* Aim of the exercise *
Pictures in the records are to be excluded from an otherwise exact copy.
[Start of Attachment]
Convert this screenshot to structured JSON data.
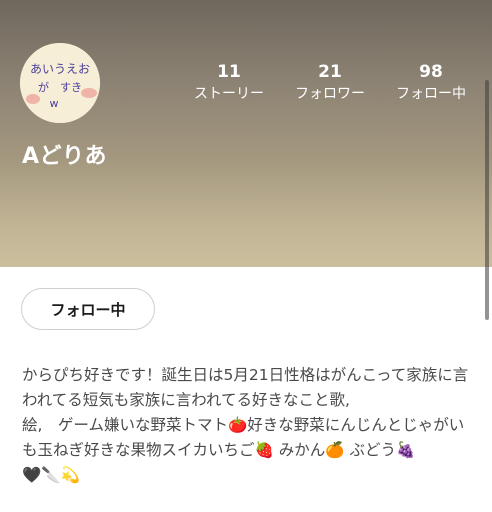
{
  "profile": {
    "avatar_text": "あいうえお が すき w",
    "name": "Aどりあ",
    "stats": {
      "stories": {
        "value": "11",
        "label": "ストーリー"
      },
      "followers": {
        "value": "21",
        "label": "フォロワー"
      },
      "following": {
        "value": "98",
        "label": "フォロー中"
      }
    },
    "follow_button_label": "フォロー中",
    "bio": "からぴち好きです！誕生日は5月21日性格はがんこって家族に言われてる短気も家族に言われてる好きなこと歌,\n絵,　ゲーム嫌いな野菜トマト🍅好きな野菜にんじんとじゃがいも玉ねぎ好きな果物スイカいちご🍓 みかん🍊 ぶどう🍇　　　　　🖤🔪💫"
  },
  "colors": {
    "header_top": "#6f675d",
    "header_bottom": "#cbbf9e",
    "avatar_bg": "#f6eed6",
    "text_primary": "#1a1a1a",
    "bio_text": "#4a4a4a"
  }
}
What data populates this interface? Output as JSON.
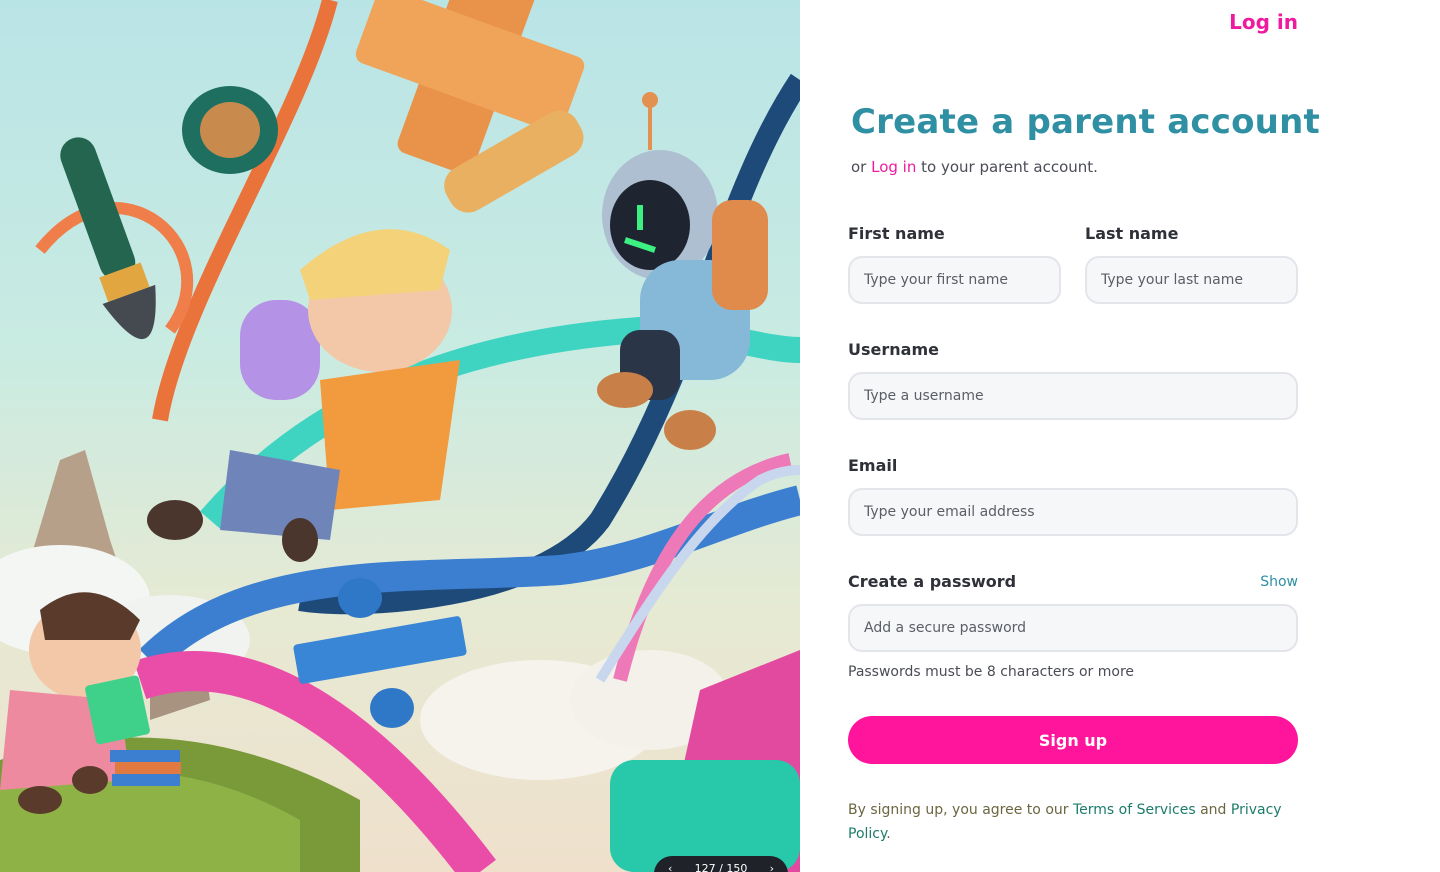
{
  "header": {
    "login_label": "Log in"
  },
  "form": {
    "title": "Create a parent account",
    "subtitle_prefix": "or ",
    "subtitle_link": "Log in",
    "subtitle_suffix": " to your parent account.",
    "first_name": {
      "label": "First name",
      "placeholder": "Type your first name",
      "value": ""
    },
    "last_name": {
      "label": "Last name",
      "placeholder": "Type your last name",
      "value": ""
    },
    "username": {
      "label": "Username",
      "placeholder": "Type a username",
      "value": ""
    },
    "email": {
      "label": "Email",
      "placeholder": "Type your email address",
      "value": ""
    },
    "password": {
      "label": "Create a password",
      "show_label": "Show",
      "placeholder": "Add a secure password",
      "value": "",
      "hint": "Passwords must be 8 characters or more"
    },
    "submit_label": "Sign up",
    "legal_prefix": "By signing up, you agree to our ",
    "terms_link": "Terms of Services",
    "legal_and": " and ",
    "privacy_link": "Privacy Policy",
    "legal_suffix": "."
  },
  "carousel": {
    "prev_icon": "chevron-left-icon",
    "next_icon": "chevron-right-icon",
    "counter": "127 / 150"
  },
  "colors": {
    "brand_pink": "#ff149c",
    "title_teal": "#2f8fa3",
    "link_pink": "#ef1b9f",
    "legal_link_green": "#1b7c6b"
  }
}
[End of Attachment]
* Completed task *
Convert this screenshot to structured JSON data.
{
  "profile": {
    "avatar_text": "あいうえお が すき w",
    "name": "Aどりあ",
    "stats": {
      "stories": {
        "value": "11",
        "label": "ストーリー"
      },
      "followers": {
        "value": "21",
        "label": "フォロワー"
      },
      "following": {
        "value": "98",
        "label": "フォロー中"
      }
    },
    "follow_button_label": "フォロー中",
    "bio": "からぴち好きです！誕生日は5月21日性格はがんこって家族に言われてる短気も家族に言われてる好きなこと歌,\n絵,　ゲーム嫌いな野菜トマト🍅好きな野菜にんじんとじゃがいも玉ねぎ好きな果物スイカいちご🍓 みかん🍊 ぶどう🍇　　　　　🖤🔪💫"
  },
  "colors": {
    "header_top": "#6f675d",
    "header_bottom": "#cbbf9e",
    "avatar_bg": "#f6eed6",
    "text_primary": "#1a1a1a",
    "bio_text": "#4a4a4a"
  }
}
What data populates this interface? Output as JSON.
{
  "header": {
    "login_label": "Log in"
  },
  "form": {
    "title": "Create a parent account",
    "subtitle_prefix": "or ",
    "subtitle_link": "Log in",
    "subtitle_suffix": " to your parent account.",
    "first_name": {
      "label": "First name",
      "placeholder": "Type your first name",
      "value": ""
    },
    "last_name": {
      "label": "Last name",
      "placeholder": "Type your last name",
      "value": ""
    },
    "username": {
      "label": "Username",
      "placeholder": "Type a username",
      "value": ""
    },
    "email": {
      "label": "Email",
      "placeholder": "Type your email address",
      "value": ""
    },
    "password": {
      "label": "Create a password",
      "show_label": "Show",
      "placeholder": "Add a secure password",
      "value": "",
      "hint": "Passwords must be 8 characters or more"
    },
    "submit_label": "Sign up",
    "legal_prefix": "By signing up, you agree to our ",
    "terms_link": "Terms of Services",
    "legal_and": " and ",
    "privacy_link": "Privacy Policy",
    "legal_suffix": "."
  },
  "carousel": {
    "prev_icon": "chevron-left-icon",
    "next_icon": "chevron-right-icon",
    "counter": "127 / 150"
  },
  "colors": {
    "brand_pink": "#ff149c",
    "title_teal": "#2f8fa3",
    "link_pink": "#ef1b9f",
    "legal_link_green": "#1b7c6b"
  }
}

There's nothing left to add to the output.